For each line below that contains the word "this", make a copy.

----------------------------------------

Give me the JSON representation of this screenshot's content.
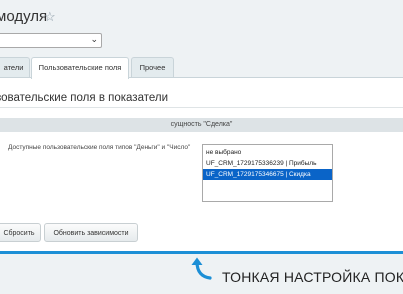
{
  "header": {
    "title": "модуля"
  },
  "tabs": [
    {
      "label": "атели",
      "active": false
    },
    {
      "label": "Пользовательские поля",
      "active": true
    },
    {
      "label": "Прочее",
      "active": false
    }
  ],
  "section": {
    "title": "зовательские поля в показатели"
  },
  "entity": {
    "header": "сущность \"Сделка\""
  },
  "field": {
    "label": "Доступные пользовательские поля типов \"Деньги\" и \"Число\"",
    "options": [
      {
        "text": "не выбрано",
        "selected": false
      },
      {
        "text": "UF_CRM_1729175336239 | Прибыль",
        "selected": false
      },
      {
        "text": "UF_CRM_1729175346675 | Скидка",
        "selected": true
      }
    ]
  },
  "buttons": {
    "reset": "Сбросить",
    "update": "Обновить зависимости"
  },
  "hint": {
    "text": "ТОНКАЯ НАСТРОЙКА ПОК"
  },
  "colors": {
    "accent": "#1c8fd6",
    "selected": "#0a64c8"
  }
}
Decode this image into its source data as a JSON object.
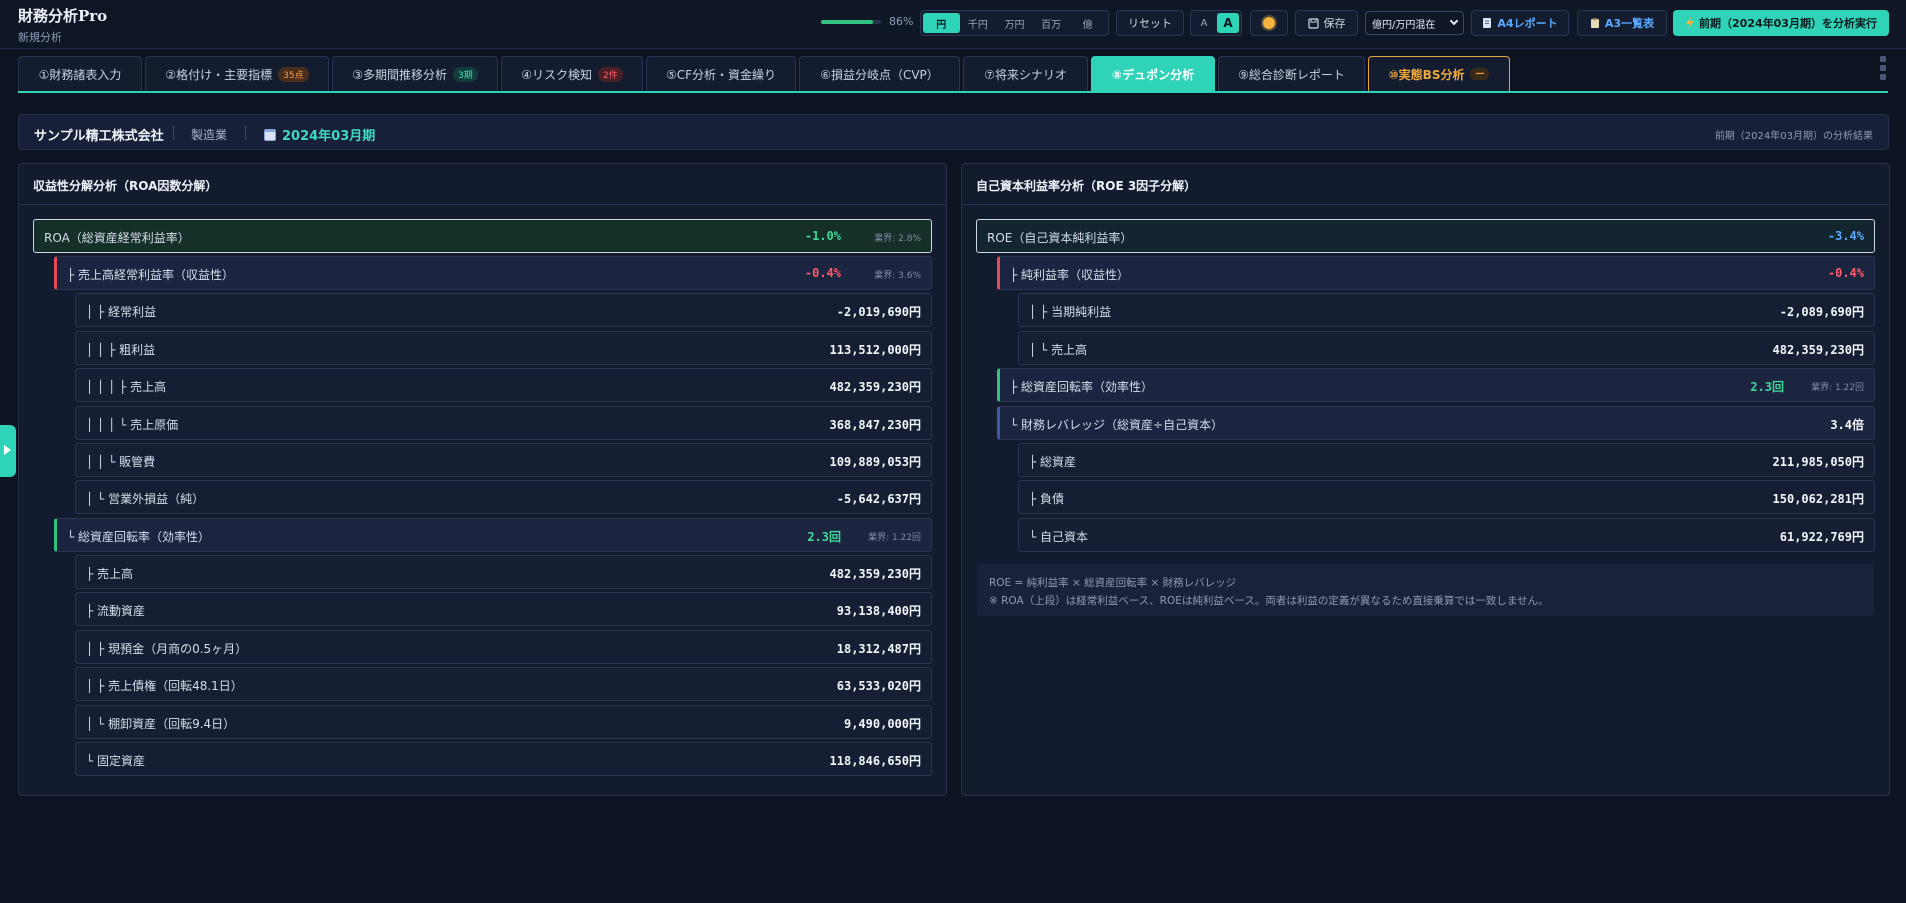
{
  "app": {
    "title": "財務分析Pro",
    "subtitle": "新規分析"
  },
  "progress": {
    "value": 0.86,
    "label": "86%"
  },
  "units": [
    {
      "label": "円",
      "active": true
    },
    {
      "label": "千円",
      "active": false
    },
    {
      "label": "万円",
      "active": false
    },
    {
      "label": "百万",
      "active": false
    },
    {
      "label": "億",
      "active": false
    }
  ],
  "toolbar": {
    "reset": "リセット",
    "font_small": "A",
    "font_large": "A",
    "save": "保存",
    "select_value": "億円/万円混在",
    "a4_report": "A4レポート",
    "a3_list": "A3一覧表",
    "run": "前期（2024年03月期）を分析実行"
  },
  "tabs": [
    {
      "label": "①財務諸表入力"
    },
    {
      "label": "②格付け・主要指標",
      "badge": "35点"
    },
    {
      "label": "③多期間推移分析",
      "badge": "3期"
    },
    {
      "label": "④リスク検知",
      "badge": "2件"
    },
    {
      "label": "⑤CF分析・資金繰り"
    },
    {
      "label": "⑥損益分岐点（CVP）"
    },
    {
      "label": "⑦将来シナリオ"
    },
    {
      "label": "⑧デュポン分析"
    },
    {
      "label": "⑨総合診断レポート"
    },
    {
      "label": "⑩実態BS分析",
      "badge": "—"
    }
  ],
  "company": {
    "name": "サンプル精工株式会社",
    "industry": "製造業",
    "period": "2024年03月期",
    "result_label": "前期（2024年03月期）の分析結果"
  },
  "left": {
    "title": "収益性分解分析（ROA因数分解）",
    "rows": [
      {
        "label": "ROA（総資産経常利益率）",
        "value": "-1.0%",
        "bench": "業界: 2.8%"
      },
      {
        "label": "├ 売上高経常利益率（収益性）",
        "value": "-0.4%",
        "bench": "業界: 3.6%"
      },
      {
        "label": "│ ├ 経常利益",
        "value": "-2,019,690円"
      },
      {
        "label": "│ │ ├ 粗利益",
        "value": "113,512,000円"
      },
      {
        "label": "│ │ │ ├ 売上高",
        "value": "482,359,230円"
      },
      {
        "label": "│ │ │ └ 売上原価",
        "value": "368,847,230円"
      },
      {
        "label": "│ │ └ 販管費",
        "value": "109,889,053円"
      },
      {
        "label": "│ └ 営業外損益（純）",
        "value": "-5,642,637円"
      },
      {
        "label": "└ 総資産回転率（効率性）",
        "value": "2.3回",
        "bench": "業界: 1.22回"
      },
      {
        "label": "├ 売上高",
        "value": "482,359,230円"
      },
      {
        "label": "├ 流動資産",
        "value": "93,138,400円"
      },
      {
        "label": "│ ├ 現預金（月商の0.5ヶ月）",
        "value": "18,312,487円"
      },
      {
        "label": "│ ├ 売上債権（回転48.1日）",
        "value": "63,533,020円"
      },
      {
        "label": "│ └ 棚卸資産（回転9.4日）",
        "value": "9,490,000円"
      },
      {
        "label": "└ 固定資産",
        "value": "118,846,650円"
      }
    ]
  },
  "right": {
    "title": "自己資本利益率分析（ROE 3因子分解）",
    "rows": [
      {
        "label": "ROE（自己資本純利益率）",
        "value": "-3.4%"
      },
      {
        "label": "├ 純利益率（収益性）",
        "value": "-0.4%"
      },
      {
        "label": "│ ├ 当期純利益",
        "value": "-2,089,690円"
      },
      {
        "label": "│ └ 売上高",
        "value": "482,359,230円"
      },
      {
        "label": "├ 総資産回転率（効率性）",
        "value": "2.3回",
        "bench": "業界: 1.22回"
      },
      {
        "label": "└ 財務レバレッジ（総資産÷自己資本）",
        "value": "3.4倍"
      },
      {
        "label": "├ 総資産",
        "value": "211,985,050円"
      },
      {
        "label": "├ 負債",
        "value": "150,062,281円"
      },
      {
        "label": "└ 自己資本",
        "value": "61,922,769円"
      }
    ],
    "note_line1": "ROE = 純利益率 × 総資産回転率 × 財務レバレッジ",
    "note_line2": "※ ROA（上段）は経常利益ベース、ROEは純利益ベース。両者は利益の定義が異なるため直接乗算では一致しません。"
  }
}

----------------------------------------

Output>
Give me the JSON representation of this screenshot's content.
Decode this image into its source data as a JSON object.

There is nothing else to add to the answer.